▸ RECORDS:
BEGIN
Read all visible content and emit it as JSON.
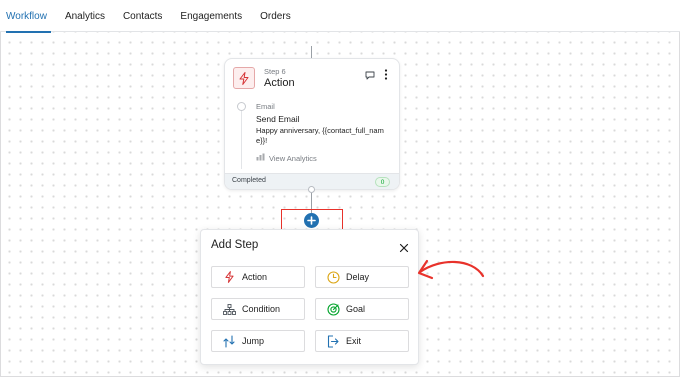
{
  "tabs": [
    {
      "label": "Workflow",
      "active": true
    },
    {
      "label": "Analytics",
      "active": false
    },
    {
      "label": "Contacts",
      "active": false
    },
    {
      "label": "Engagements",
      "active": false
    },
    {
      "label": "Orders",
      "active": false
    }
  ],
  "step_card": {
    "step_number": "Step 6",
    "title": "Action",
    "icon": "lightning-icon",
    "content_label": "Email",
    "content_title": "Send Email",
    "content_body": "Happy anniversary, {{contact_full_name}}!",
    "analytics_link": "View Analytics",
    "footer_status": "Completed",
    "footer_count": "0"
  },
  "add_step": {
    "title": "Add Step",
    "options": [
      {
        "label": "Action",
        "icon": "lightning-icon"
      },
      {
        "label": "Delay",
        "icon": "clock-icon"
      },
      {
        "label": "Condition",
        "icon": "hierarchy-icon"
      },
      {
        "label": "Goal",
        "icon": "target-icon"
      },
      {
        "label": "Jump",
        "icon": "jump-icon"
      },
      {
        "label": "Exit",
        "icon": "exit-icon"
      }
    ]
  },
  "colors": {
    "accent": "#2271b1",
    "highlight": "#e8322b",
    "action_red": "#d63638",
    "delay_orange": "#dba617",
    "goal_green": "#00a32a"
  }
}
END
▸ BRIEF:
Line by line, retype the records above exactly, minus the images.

▸ WRITTEN ANSWER:
Read all visible content and emit it as JSON.
{
  "tabs": [
    {
      "label": "Workflow",
      "active": true
    },
    {
      "label": "Analytics",
      "active": false
    },
    {
      "label": "Contacts",
      "active": false
    },
    {
      "label": "Engagements",
      "active": false
    },
    {
      "label": "Orders",
      "active": false
    }
  ],
  "step_card": {
    "step_number": "Step 6",
    "title": "Action",
    "icon": "lightning-icon",
    "content_label": "Email",
    "content_title": "Send Email",
    "content_body": "Happy anniversary, {{contact_full_name}}!",
    "analytics_link": "View Analytics",
    "footer_status": "Completed",
    "footer_count": "0"
  },
  "add_step": {
    "title": "Add Step",
    "options": [
      {
        "label": "Action",
        "icon": "lightning-icon"
      },
      {
        "label": "Delay",
        "icon": "clock-icon"
      },
      {
        "label": "Condition",
        "icon": "hierarchy-icon"
      },
      {
        "label": "Goal",
        "icon": "target-icon"
      },
      {
        "label": "Jump",
        "icon": "jump-icon"
      },
      {
        "label": "Exit",
        "icon": "exit-icon"
      }
    ]
  },
  "colors": {
    "accent": "#2271b1",
    "highlight": "#e8322b",
    "action_red": "#d63638",
    "delay_orange": "#dba617",
    "goal_green": "#00a32a"
  }
}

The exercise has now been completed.